I’ve been wanting to hike Mount Yamnuska near Canmore, Alberta for a while and finally made it happen this fall. This iconic Rocky Mountain hike in the Bow Valley Provincial Park can be risky, so it’s important to be prepared and follow the advice of those who know these Alberta mountains.
About Mount Yamnuska Trail
Location: Near Canmore
Distance: 12 km loop
Difficulty: Difficult hike/beginner scramble
Elevation: 986 m gain
Time: Approx. 5-6 hours
Dog-friendly: I wouldn’t bring my Bernese mountain dog on this hike. Use your best judgement when deciding whether your pup is up for the challenge.
Features: This incredible hike features great views of the Bow Valley. The trail includes rock sections to navigate, a chain section (fun for some, scary for others), and steep scree to scramble. There’s lots of adventure on this trail, either as an out and back (see All Trails) or as a loop (my preference).
2021 UPDATE: Alberta Parks is closing Mount Yamnuska from the end of May to November for construction.
Finding the Mount Yamnuska Trailhead
This popular hike has tonnes of signage and the parking area is well-maintained. If you’re coming from Calgary, take the Trans Canada Exit 114 toward Seebe/Exshaw (see Google Maps). After an hour or so driving, you may be happy to find a toilet waiting for you.
Before starting the hike and especially if you’re new to Yamnuska, take note of the map at the trailhead that clearly shows “No Go Zones” on this hike.
Mount Yamnuska Hike
The hike starts off in the forest and eventually switchbacks up through the treeline and to the beginning of the rocky hike. The first challenge will be “the chimney.” There are some technical sections on this trail, including climbing up rocks, traversing a ledge while holding tight to chains, and scrambling several sections of scree rock. It’s important to “know before you go.” Mount Yamnuska sees a lot of rescues every season.
In October, I was hiking this trail solo, and almost returned to same way after reaching the summit. Luckily, I got some guidance from experienced Yamnuska hikers and decided to venture down the scree section on the other side. This was still technically challenging, but much quicker than climbing back over the rocky trail I’d just finished.
I wouldn’t recommend Mount Yamnuska to Rocky Mountain rookies, unless you’re up for a serious challenge—physically and mentally. Hiking experience and a decent fitness level is required.
Some of the most fun sections (or scary, depending on your outlook) include climbing up and over rocks, and using chains to walk along a rock ledge. If you can do this, there’s an amazing summit waiting on the other side!
Mount Yamnuska Loop
At this point, some hikers turn around and descend the same route. This was my initial plan, hearing that this loop can prove quite challenging and is best done with those who have hiked Mount Yam. After chatting with some hikers, I decided that I was up for the challenge and had all the information required to safely descend. Thankfully, I was right!
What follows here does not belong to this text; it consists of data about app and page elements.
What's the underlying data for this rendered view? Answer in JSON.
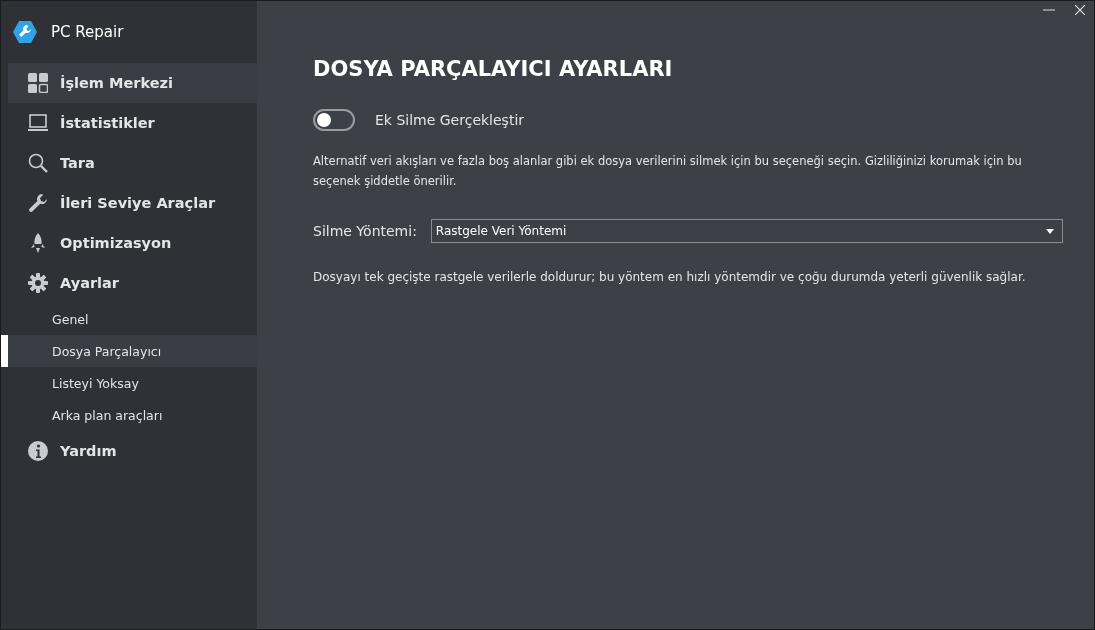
{
  "app": {
    "title": "PC Repair"
  },
  "sidebar": {
    "items": [
      {
        "label": "İşlem Merkezi",
        "selected": true
      },
      {
        "label": "İstatistikler",
        "selected": false
      },
      {
        "label": "Tara",
        "selected": false
      },
      {
        "label": "İleri Seviye Araçlar",
        "selected": false
      },
      {
        "label": "Optimizasyon",
        "selected": false
      },
      {
        "label": "Ayarlar",
        "selected": false,
        "children": [
          {
            "label": "Genel",
            "selected": false
          },
          {
            "label": "Dosya Parçalayıcı",
            "selected": true
          },
          {
            "label": "Listeyi Yoksay",
            "selected": false
          },
          {
            "label": "Arka plan araçları",
            "selected": false
          }
        ]
      },
      {
        "label": "Yardım",
        "selected": false
      }
    ]
  },
  "page": {
    "heading": "DOSYA PARÇALAYICI AYARLARI",
    "toggle": {
      "label": "Ek Silme Gerçekleştir",
      "on": false
    },
    "toggle_description": "Alternatif veri akışları ve fazla boş alanlar gibi ek dosya verilerini silmek için bu seçeneği seçin. Gizliliğinizi korumak için bu seçenek şiddetle önerilir.",
    "method": {
      "label": "Silme Yöntemi:",
      "value": "Rastgele Veri Yöntemi"
    },
    "method_description": "Dosyayı tek geçişte rastgele verilerle doldurur; bu yöntem en hızlı yöntemdir ve çoğu durumda yeterli güvenlik sağlar."
  }
}
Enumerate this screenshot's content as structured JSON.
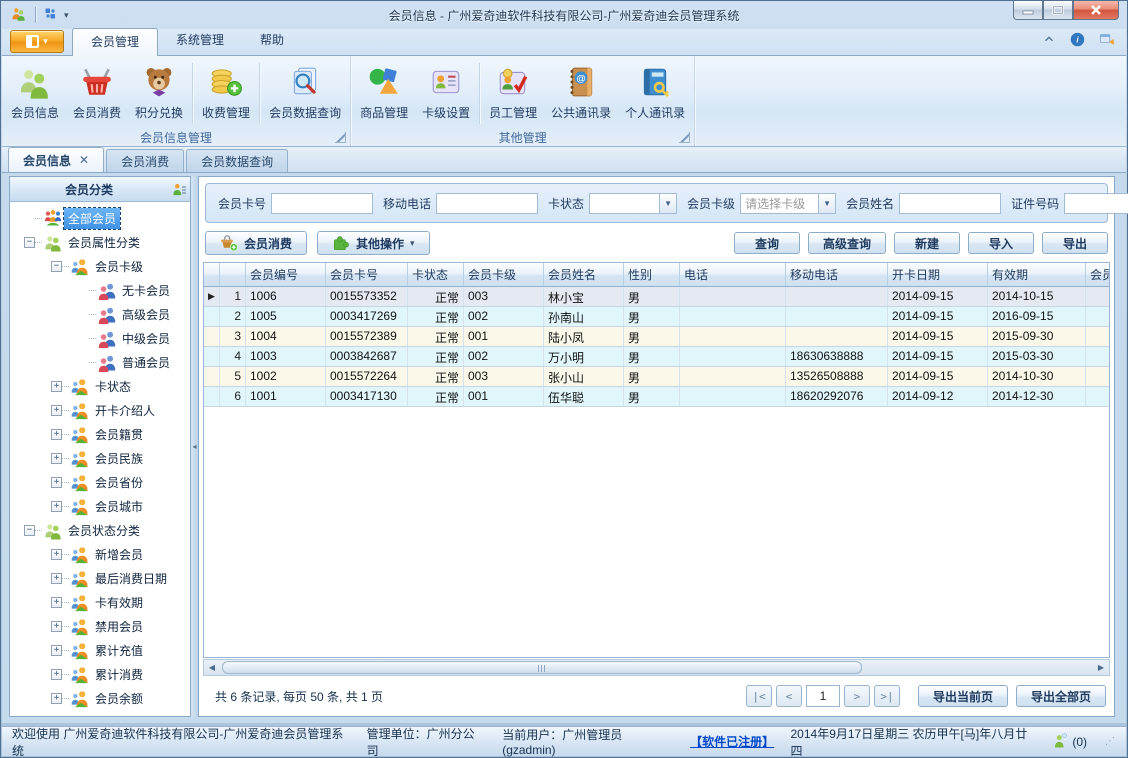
{
  "window": {
    "title": "会员信息 - 广州爱奇迪软件科技有限公司-广州爱奇迪会员管理系统",
    "controls": [
      {
        "name": "minimize-button",
        "glyph": "min"
      },
      {
        "name": "maximize-button",
        "glyph": "max"
      },
      {
        "name": "close-button",
        "glyph": "close"
      }
    ]
  },
  "quick_access": {
    "app_icon": "people-icon",
    "layout_icon": "grid-squares-icon",
    "caret": "▾"
  },
  "ribbon": {
    "tabs": [
      {
        "label": "会员管理",
        "active": true
      },
      {
        "label": "系统管理",
        "active": false
      },
      {
        "label": "帮助",
        "active": false
      }
    ],
    "strip_icons": [
      "collapse-ribbon-icon",
      "info-icon",
      "switch-window-icon"
    ],
    "groups": [
      {
        "name": "会员信息管理",
        "items": [
          {
            "label": "会员信息",
            "icon": "members"
          },
          {
            "label": "会员消费",
            "icon": "basket"
          },
          {
            "label": "积分兑换",
            "icon": "bear"
          },
          {
            "label": "收费管理",
            "icon": "coins",
            "sep_before": true
          },
          {
            "label": "会员数据查询",
            "icon": "docsearch",
            "sep_before": true
          }
        ]
      },
      {
        "name": "其他管理",
        "items": [
          {
            "label": "商品管理",
            "icon": "goods"
          },
          {
            "label": "卡级设置",
            "icon": "cardlevel"
          },
          {
            "label": "员工管理",
            "icon": "staff",
            "sep_before": true
          },
          {
            "label": "公共通讯录",
            "icon": "bookat"
          },
          {
            "label": "个人通讯录",
            "icon": "bookkey"
          }
        ]
      }
    ]
  },
  "doc_tabs": [
    {
      "label": "会员信息",
      "active": true,
      "closable": true
    },
    {
      "label": "会员消费",
      "active": false
    },
    {
      "label": "会员数据查询",
      "active": false
    }
  ],
  "sidebar": {
    "header": "会员分类",
    "tree": [
      {
        "label": "全部会员",
        "level": 0,
        "icon": "tgroup",
        "expander": "",
        "selected": true
      },
      {
        "label": "会员属性分类",
        "level": 0,
        "icon": "tgreen",
        "expander": "-"
      },
      {
        "label": "会员卡级",
        "level": 1,
        "icon": "torange",
        "expander": "-"
      },
      {
        "label": "无卡会员",
        "level": 2,
        "icon": "tpair",
        "expander": ""
      },
      {
        "label": "高级会员",
        "level": 2,
        "icon": "tpair",
        "expander": ""
      },
      {
        "label": "中级会员",
        "level": 2,
        "icon": "tpair",
        "expander": ""
      },
      {
        "label": "普通会员",
        "level": 2,
        "icon": "tpair",
        "expander": ""
      },
      {
        "label": "卡状态",
        "level": 1,
        "icon": "torange",
        "expander": "+"
      },
      {
        "label": "开卡介绍人",
        "level": 1,
        "icon": "torange",
        "expander": "+"
      },
      {
        "label": "会员籍贯",
        "level": 1,
        "icon": "torange",
        "expander": "+"
      },
      {
        "label": "会员民族",
        "level": 1,
        "icon": "torange",
        "expander": "+"
      },
      {
        "label": "会员省份",
        "level": 1,
        "icon": "torange",
        "expander": "+"
      },
      {
        "label": "会员城市",
        "level": 1,
        "icon": "torange",
        "expander": "+"
      },
      {
        "label": "会员状态分类",
        "level": 0,
        "icon": "tgreen",
        "expander": "-"
      },
      {
        "label": "新增会员",
        "level": 1,
        "icon": "torange",
        "expander": "+"
      },
      {
        "label": "最后消费日期",
        "level": 1,
        "icon": "torange",
        "expander": "+"
      },
      {
        "label": "卡有效期",
        "level": 1,
        "icon": "torange",
        "expander": "+"
      },
      {
        "label": "禁用会员",
        "level": 1,
        "icon": "torange",
        "expander": "+"
      },
      {
        "label": "累计充值",
        "level": 1,
        "icon": "torange",
        "expander": "+"
      },
      {
        "label": "累计消费",
        "level": 1,
        "icon": "torange",
        "expander": "+"
      },
      {
        "label": "会员余额",
        "level": 1,
        "icon": "torange",
        "expander": "+"
      }
    ]
  },
  "filters": [
    {
      "label": "会员卡号",
      "type": "input",
      "value": ""
    },
    {
      "label": "移动电话",
      "type": "input",
      "value": ""
    },
    {
      "label": "卡状态",
      "type": "select",
      "value": "",
      "width": 88
    },
    {
      "label": "会员卡级",
      "type": "select",
      "value": "请选择卡级",
      "placeholder": true,
      "width": 96
    },
    {
      "label": "会员姓名",
      "type": "input",
      "value": ""
    },
    {
      "label": "证件号码",
      "type": "input",
      "value": ""
    }
  ],
  "toolbar": {
    "left": [
      {
        "label": "会员消费",
        "icon": "basketplus"
      },
      {
        "label": "其他操作",
        "icon": "puzzle",
        "caret": "▾"
      }
    ],
    "right": [
      {
        "label": "查询"
      },
      {
        "label": "高级查询"
      },
      {
        "label": "新建"
      },
      {
        "label": "导入"
      },
      {
        "label": "导出"
      }
    ]
  },
  "grid": {
    "columns": [
      {
        "label": "",
        "w": 16
      },
      {
        "label": "",
        "w": 26
      },
      {
        "label": "会员编号",
        "w": 80
      },
      {
        "label": "会员卡号",
        "w": 82
      },
      {
        "label": "卡状态",
        "w": 56
      },
      {
        "label": "会员卡级",
        "w": 80
      },
      {
        "label": "会员姓名",
        "w": 80
      },
      {
        "label": "性别",
        "w": 56
      },
      {
        "label": "电话",
        "w": 106
      },
      {
        "label": "移动电话",
        "w": 102
      },
      {
        "label": "开卡日期",
        "w": 100
      },
      {
        "label": "有效期",
        "w": 98
      },
      {
        "label": "会员",
        "w": 24
      }
    ],
    "selected_row": 0,
    "rows": [
      [
        "1",
        "1006",
        "0015573352",
        "正常",
        "003",
        "林小宝",
        "男",
        "",
        "",
        "2014-09-15",
        "2014-10-15",
        ""
      ],
      [
        "2",
        "1005",
        "0003417269",
        "正常",
        "002",
        "孙南山",
        "男",
        "",
        "",
        "2014-09-15",
        "2016-09-15",
        ""
      ],
      [
        "3",
        "1004",
        "0015572389",
        "正常",
        "001",
        "陆小凤",
        "男",
        "",
        "",
        "2014-09-15",
        "2015-09-30",
        ""
      ],
      [
        "4",
        "1003",
        "0003842687",
        "正常",
        "002",
        "万小明",
        "男",
        "",
        "18630638888",
        "2014-09-15",
        "2015-03-30",
        ""
      ],
      [
        "5",
        "1002",
        "0015572264",
        "正常",
        "003",
        "张小山",
        "男",
        "",
        "13526508888",
        "2014-09-15",
        "2014-10-30",
        ""
      ],
      [
        "6",
        "1001",
        "0003417130",
        "正常",
        "001",
        "伍华聪",
        "男",
        "",
        "18620292076",
        "2014-09-12",
        "2014-12-30",
        ""
      ]
    ]
  },
  "pager": {
    "summary": "共 6 条记录, 每页 50 条, 共 1 页",
    "nav": [
      "|<",
      "<"
    ],
    "page_value": "1",
    "nav_after": [
      ">",
      ">|"
    ],
    "export_current": "导出当前页",
    "export_all": "导出全部页"
  },
  "statusbar": {
    "welcome": "欢迎使用 广州爱奇迪软件科技有限公司-广州爱奇迪会员管理系统",
    "org": "管理单位：广州分公司",
    "user": "当前用户：广州管理员(gzadmin)",
    "registered": "【软件已注册】",
    "date": "2014年9月17日星期三 农历甲午[马]年八月廿四",
    "message_count": "(0)"
  },
  "colors": {
    "accent_orange": "#f7a928",
    "row_cream": "#fbf7e9",
    "row_cyan": "#e0f6fa",
    "row_selected": "#e4e9f2",
    "tree_selected": "#3f92e6",
    "link_blue": "#0047c8"
  }
}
This is a steep scree section that requires skill and strong legs to descend. Hiking poles are helpful, too! Stay on the trail, and follow the blue markers.
Once around to the south facing side of Yamnuska, there are many trail options to descend. I decided to hug the mountain until reaching the forest area where Yamnuska West Ascent Trail begins. There are trails going down the scree, but the main one seemed to be closed.
Know Before You Go
Sadly, this year saw one death and several injuries on Mount Yamnuska. It’s incredibly important to be prepared and follow your gut when it comes to comfort level and skill level throughout this hike.
Mount Yamnuska is one of my favourite hikes in Alberta, with several unique challenges and spectacular terrain and views. This is not a trail for hiking novices. Do your research, and know what you’ll encounter before you arrive. I was thrilled to experience this trail solo and would highly recommend to any hiker looking for a Rocky Mountain gem.
Mount Yamnuska Trail Map
Have you hiked Mount Yamnuska? Tell me about your experience on this Alberta-famous trail?